Institutions bound to invest money according to Islamic principles have more to consider than their bottom line. Many businesses are just not compatible with Islam, and it is important to know which stocks should be left out of an Islamic portfolio.
Index provider Dow Jones has catered for the Islamic investment market for three and a half years with its Islamic Market Indices. So popular are the benchmarks, that expansion is on the horizon for the index series, says Rushdi Siddiqui, director of the Islamic Index.
“Now that we have 34 Islamic indexes and nearly $1.5bn (E1.6bn) of assets managed against the family of indexes, we are seeing the beginning of more sector based and regional based investing, and customisation is probably not too far into the future,” he says.
“The Dow Jones Islamic Market indexes have given this niche market – equity investing – more credibility and legitimacy,” he says.
The family of indices track Shari’ah compliant stocks from around the world.
Some businesses are incompatible with Shari’ah Law. These include alcohol, pork-related products, conventional financial services such as banking and insurance and entertainment – hotels, casinos and gambling, cinema, pornography and music.
As well as this, Shari’ah scholars do not advise investing in tobacco manufacturers or defence and weapons businesses. So stocks of companies involved in any of these businesses are not considered suitable for Islamic investing.

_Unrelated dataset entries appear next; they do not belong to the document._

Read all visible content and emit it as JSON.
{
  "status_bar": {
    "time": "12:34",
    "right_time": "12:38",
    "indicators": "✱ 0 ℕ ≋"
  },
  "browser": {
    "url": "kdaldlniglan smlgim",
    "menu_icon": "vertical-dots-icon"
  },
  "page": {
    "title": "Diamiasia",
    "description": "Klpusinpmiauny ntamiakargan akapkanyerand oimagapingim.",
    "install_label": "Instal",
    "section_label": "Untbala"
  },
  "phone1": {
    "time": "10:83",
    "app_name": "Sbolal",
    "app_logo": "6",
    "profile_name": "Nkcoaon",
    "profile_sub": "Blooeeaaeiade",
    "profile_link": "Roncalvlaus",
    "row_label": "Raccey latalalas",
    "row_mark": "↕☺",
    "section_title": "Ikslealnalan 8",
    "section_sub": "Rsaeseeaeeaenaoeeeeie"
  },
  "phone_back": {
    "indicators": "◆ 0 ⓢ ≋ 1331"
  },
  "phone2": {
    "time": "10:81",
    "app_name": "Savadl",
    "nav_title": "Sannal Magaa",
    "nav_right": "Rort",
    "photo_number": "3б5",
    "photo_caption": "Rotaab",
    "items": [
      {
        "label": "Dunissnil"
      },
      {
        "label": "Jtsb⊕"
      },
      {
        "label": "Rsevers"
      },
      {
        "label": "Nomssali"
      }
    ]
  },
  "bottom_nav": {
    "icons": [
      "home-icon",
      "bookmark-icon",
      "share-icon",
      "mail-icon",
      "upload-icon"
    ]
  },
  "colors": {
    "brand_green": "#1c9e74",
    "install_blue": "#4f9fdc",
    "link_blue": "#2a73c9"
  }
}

The indices, says Siddiqui, are used by Islamic banks, Arab banks and western asset management firms with Islamic mandates, which are mostly for actively managed funds. A few, however, are for index funds and increasingly, the indices are used for structured products.
The series includes the broad DJ Islamic Market Index, the DJ Islamic Market US Index, the DJ Islamic Market Technology Index, the DJ Islamic Market Extra Liquid Index, the DJ Islamic Market Canadian Index, the DJ Islamic Market UK Index, the DJ Islamic Market Europe Index, and the DJ Islamic Market Asia/Pacific Index.
Dow Jones selects stocks for the Islamic indices with the help of a Shari’ah Board of Islamic scholars. The board includes experts such as Shaykh Abdul Sattar Abu Ghuddah, who is a senior Shari’ah Advisor to Albaraka Investment Co of Saudi Arabia and Shaykh Justice Muhammad Taqi Usmani, who has been a member of the Supreme Court of Pakistan since 1982.
The indices are constructed by creating a universe from which stocks can be selected. First, any industry group that represents an incompatible line of business has to be excluded. Companies in other industry groups may also be ruled out if they own prohibited business or earn money from them.
After this, remaining stocks are tested according to three filters designed to remove those with unacceptable debt ratios.
Siddiqui says those running the indices are proud of the hard work they have put into this niche market. “It’s the benchmark for Islamic equity investing,” he says. “And we look forward to sharing our experiences with those wanting a Christian, Catholic, Jewish, or other type of indexes.”